Play Live Radio
Next Up:
0:00 0:00
Available On Air Stations

Forum: Water Challenges Are Many, As Are Solutions

Stephanie Duer, Salt Lake City’s water guru, sums up the state’s water challenges this way: “If there was a single solution, we all would be doing it now and this problem would be solved.”

So water professionals get together each year to swap ideas and tools.  At this year’s Utah Water Conservation Forum, they talked about smart conservation and management strategies.

Duer says a big danger is not recognizing the multifaceted nature of the problem, thinking that there’s one answer.

“Pointing to just lawn, just planning, just any one thing is shortsighted because it stops us from looking at other potential solutions also,” she says.

Dozens of managers and planners gathered at the Jordan Valley Water Conservancy District’s demonstration garden. They heard about effective ways to connect with water users, set rates to promote conservation and use technology to find leaks.

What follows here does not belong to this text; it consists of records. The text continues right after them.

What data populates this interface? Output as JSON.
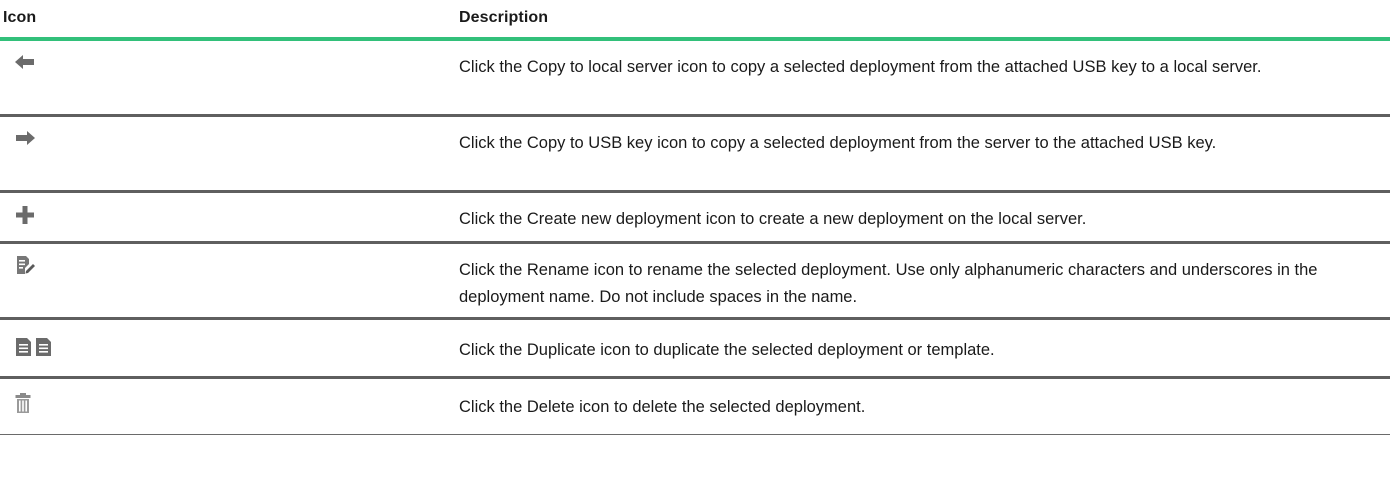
{
  "header": {
    "icon_col": "Icon",
    "description_col": "Description"
  },
  "colors": {
    "header_rule": "#32c07a",
    "row_rule": "#5f5f5f",
    "icon_gray": "#6b6b6b"
  },
  "rows": [
    {
      "icon": "arrow-left-icon",
      "description": "Click the Copy to local server icon to copy a selected deployment from the attached USB key to a local server."
    },
    {
      "icon": "arrow-right-icon",
      "description": "Click the Copy to USB key icon to copy a selected deployment from the server to the attached USB key."
    },
    {
      "icon": "plus-icon",
      "description": "Click the Create new deployment  icon to create a new deployment on the local server."
    },
    {
      "icon": "rename-icon",
      "description": "Click the Rename icon to rename the selected deployment. Use only alphanumeric characters and underscores in the deployment name. Do not include spaces in the name."
    },
    {
      "icon": "duplicate-icon",
      "description": "Click the Duplicate icon to duplicate the selected deployment or template."
    },
    {
      "icon": "trash-icon",
      "description": "Click the Delete icon to delete the selected deployment."
    }
  ]
}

Alan Matheson, director of Utah’s Department of Environmental Quality and a keynote speaker, says solutions require collaboration, and they’re a work in progress.

“We’re very much involved in developing this 50-year state water strategy and have a state water strategy advisory team that’s meeting to debate the issues, to bring in better data and to provide some direction to our policymakers at the state level.”

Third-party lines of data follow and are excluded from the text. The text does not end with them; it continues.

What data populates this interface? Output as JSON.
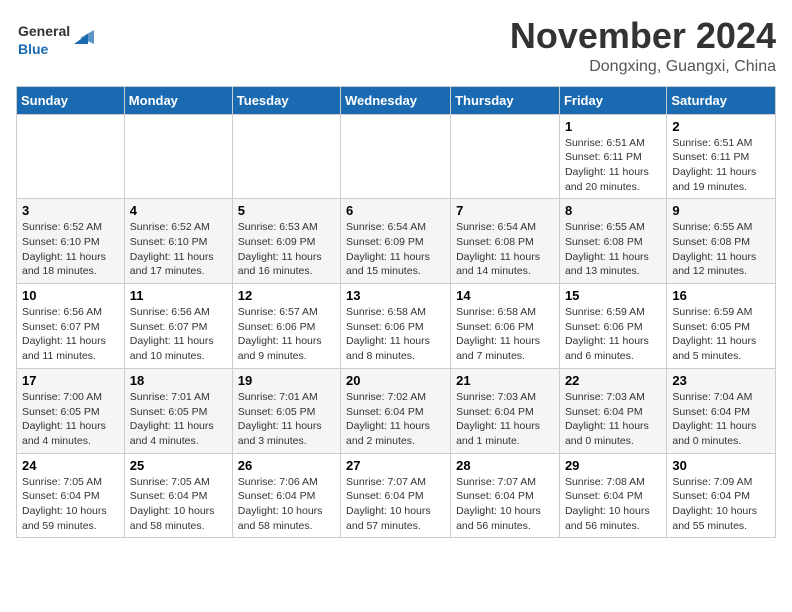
{
  "header": {
    "logo_line1": "General",
    "logo_line2": "Blue",
    "month": "November 2024",
    "location": "Dongxing, Guangxi, China"
  },
  "weekdays": [
    "Sunday",
    "Monday",
    "Tuesday",
    "Wednesday",
    "Thursday",
    "Friday",
    "Saturday"
  ],
  "weeks": [
    [
      {
        "day": "",
        "info": ""
      },
      {
        "day": "",
        "info": ""
      },
      {
        "day": "",
        "info": ""
      },
      {
        "day": "",
        "info": ""
      },
      {
        "day": "",
        "info": ""
      },
      {
        "day": "1",
        "info": "Sunrise: 6:51 AM\nSunset: 6:11 PM\nDaylight: 11 hours and 20 minutes."
      },
      {
        "day": "2",
        "info": "Sunrise: 6:51 AM\nSunset: 6:11 PM\nDaylight: 11 hours and 19 minutes."
      }
    ],
    [
      {
        "day": "3",
        "info": "Sunrise: 6:52 AM\nSunset: 6:10 PM\nDaylight: 11 hours and 18 minutes."
      },
      {
        "day": "4",
        "info": "Sunrise: 6:52 AM\nSunset: 6:10 PM\nDaylight: 11 hours and 17 minutes."
      },
      {
        "day": "5",
        "info": "Sunrise: 6:53 AM\nSunset: 6:09 PM\nDaylight: 11 hours and 16 minutes."
      },
      {
        "day": "6",
        "info": "Sunrise: 6:54 AM\nSunset: 6:09 PM\nDaylight: 11 hours and 15 minutes."
      },
      {
        "day": "7",
        "info": "Sunrise: 6:54 AM\nSunset: 6:08 PM\nDaylight: 11 hours and 14 minutes."
      },
      {
        "day": "8",
        "info": "Sunrise: 6:55 AM\nSunset: 6:08 PM\nDaylight: 11 hours and 13 minutes."
      },
      {
        "day": "9",
        "info": "Sunrise: 6:55 AM\nSunset: 6:08 PM\nDaylight: 11 hours and 12 minutes."
      }
    ],
    [
      {
        "day": "10",
        "info": "Sunrise: 6:56 AM\nSunset: 6:07 PM\nDaylight: 11 hours and 11 minutes."
      },
      {
        "day": "11",
        "info": "Sunrise: 6:56 AM\nSunset: 6:07 PM\nDaylight: 11 hours and 10 minutes."
      },
      {
        "day": "12",
        "info": "Sunrise: 6:57 AM\nSunset: 6:06 PM\nDaylight: 11 hours and 9 minutes."
      },
      {
        "day": "13",
        "info": "Sunrise: 6:58 AM\nSunset: 6:06 PM\nDaylight: 11 hours and 8 minutes."
      },
      {
        "day": "14",
        "info": "Sunrise: 6:58 AM\nSunset: 6:06 PM\nDaylight: 11 hours and 7 minutes."
      },
      {
        "day": "15",
        "info": "Sunrise: 6:59 AM\nSunset: 6:06 PM\nDaylight: 11 hours and 6 minutes."
      },
      {
        "day": "16",
        "info": "Sunrise: 6:59 AM\nSunset: 6:05 PM\nDaylight: 11 hours and 5 minutes."
      }
    ],
    [
      {
        "day": "17",
        "info": "Sunrise: 7:00 AM\nSunset: 6:05 PM\nDaylight: 11 hours and 4 minutes."
      },
      {
        "day": "18",
        "info": "Sunrise: 7:01 AM\nSunset: 6:05 PM\nDaylight: 11 hours and 4 minutes."
      },
      {
        "day": "19",
        "info": "Sunrise: 7:01 AM\nSunset: 6:05 PM\nDaylight: 11 hours and 3 minutes."
      },
      {
        "day": "20",
        "info": "Sunrise: 7:02 AM\nSunset: 6:04 PM\nDaylight: 11 hours and 2 minutes."
      },
      {
        "day": "21",
        "info": "Sunrise: 7:03 AM\nSunset: 6:04 PM\nDaylight: 11 hours and 1 minute."
      },
      {
        "day": "22",
        "info": "Sunrise: 7:03 AM\nSunset: 6:04 PM\nDaylight: 11 hours and 0 minutes."
      },
      {
        "day": "23",
        "info": "Sunrise: 7:04 AM\nSunset: 6:04 PM\nDaylight: 11 hours and 0 minutes."
      }
    ],
    [
      {
        "day": "24",
        "info": "Sunrise: 7:05 AM\nSunset: 6:04 PM\nDaylight: 10 hours and 59 minutes."
      },
      {
        "day": "25",
        "info": "Sunrise: 7:05 AM\nSunset: 6:04 PM\nDaylight: 10 hours and 58 minutes."
      },
      {
        "day": "26",
        "info": "Sunrise: 7:06 AM\nSunset: 6:04 PM\nDaylight: 10 hours and 58 minutes."
      },
      {
        "day": "27",
        "info": "Sunrise: 7:07 AM\nSunset: 6:04 PM\nDaylight: 10 hours and 57 minutes."
      },
      {
        "day": "28",
        "info": "Sunrise: 7:07 AM\nSunset: 6:04 PM\nDaylight: 10 hours and 56 minutes."
      },
      {
        "day": "29",
        "info": "Sunrise: 7:08 AM\nSunset: 6:04 PM\nDaylight: 10 hours and 56 minutes."
      },
      {
        "day": "30",
        "info": "Sunrise: 7:09 AM\nSunset: 6:04 PM\nDaylight: 10 hours and 55 minutes."
      }
    ]
  ]
}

Matheson says he hopes they’ll be able to share their plan publicly by the end of the year.

And, meanwhile, Utahns are rising to the challenge by conserving at home.

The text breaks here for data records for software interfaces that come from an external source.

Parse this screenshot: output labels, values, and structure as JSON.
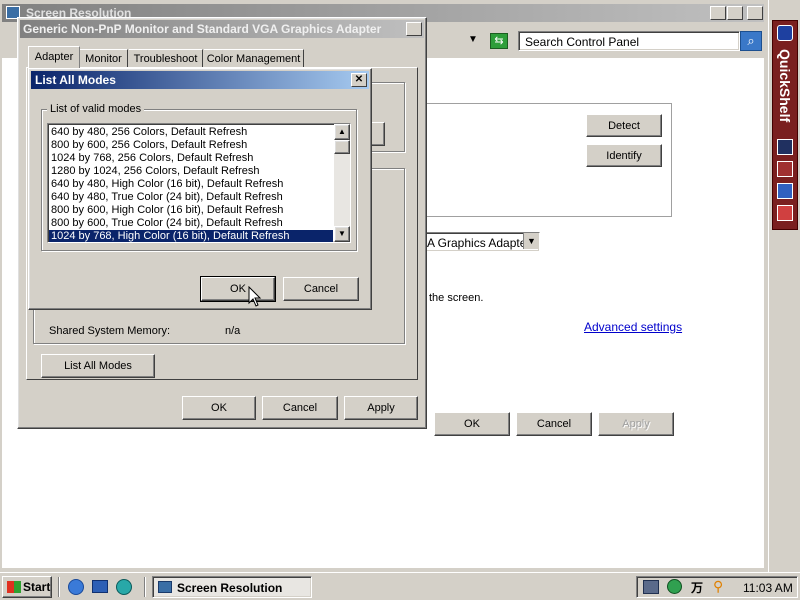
{
  "main_window": {
    "title": "Screen Resolution",
    "search_placeholder": "Search Control Panel",
    "detect_label": "Detect",
    "identify_label": "Identify",
    "adapter_select_value": "A Graphics Adapter",
    "screen_text": "the screen.",
    "advanced_link": "Advanced settings",
    "ok_label": "OK",
    "cancel_label": "Cancel",
    "apply_label": "Apply"
  },
  "props_dialog": {
    "title": "Generic Non-PnP Monitor and Standard VGA Graphics Adapter P...",
    "tabs": [
      {
        "label": "Adapter"
      },
      {
        "label": "Monitor"
      },
      {
        "label": "Troubleshoot"
      },
      {
        "label": "Color Management"
      }
    ],
    "shared_label": "Shared System Memory:",
    "shared_value": "n/a",
    "list_all_modes_label": "List All Modes",
    "ok_label": "OK",
    "cancel_label": "Cancel",
    "apply_label": "Apply"
  },
  "modes_dialog": {
    "title": "List All Modes",
    "group_label": "List of valid modes",
    "modes": [
      "640 by 480, 256 Colors, Default Refresh",
      "800 by 600, 256 Colors, Default Refresh",
      "1024 by 768, 256 Colors, Default Refresh",
      "1280 by 1024, 256 Colors, Default Refresh",
      "640 by 480, High Color (16 bit), Default Refresh",
      "640 by 480, True Color (24 bit), Default Refresh",
      "800 by 600, High Color (16 bit), Default Refresh",
      "800 by 600, True Color (24 bit), Default Refresh",
      "1024 by 768, High Color (16 bit), Default Refresh"
    ],
    "selected_index": 8,
    "ok_label": "OK",
    "cancel_label": "Cancel"
  },
  "quickshelf": {
    "label": "QuickShelf"
  },
  "taskbar": {
    "start_label": "Start",
    "task_label": "Screen Resolution",
    "clock": "11:03 AM"
  },
  "colors": {
    "title_active": "#0a246a",
    "face": "#d4d0c8",
    "desktop": "#ffffff"
  }
}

Judy Fahys has reported in Utah for two decades, covering politics, government and business before taking on environmental issues. She loves covering Utah, where petroleum-pipeline spills, the nation’s radioactive legacy and other types of pollution provide endless fodder for stories. Previously, she worked for the Salt Lake Tribune in Utah, and reported on the nation’s capital for States News Service and the Scripps League newspaper chain. She is a longtime member of the Society of Environmental Journalists and Investigative Reporters and Editors. She also spent an academic year as a research fellow in the Knight Science Journalism program at the Massachusetts Institute of Technology. In her spare time, she enjoys being out in the environment, especially hiking, gardening and watercolor painting.
KUER is listener-supported public radio. Support this work by making a donation today.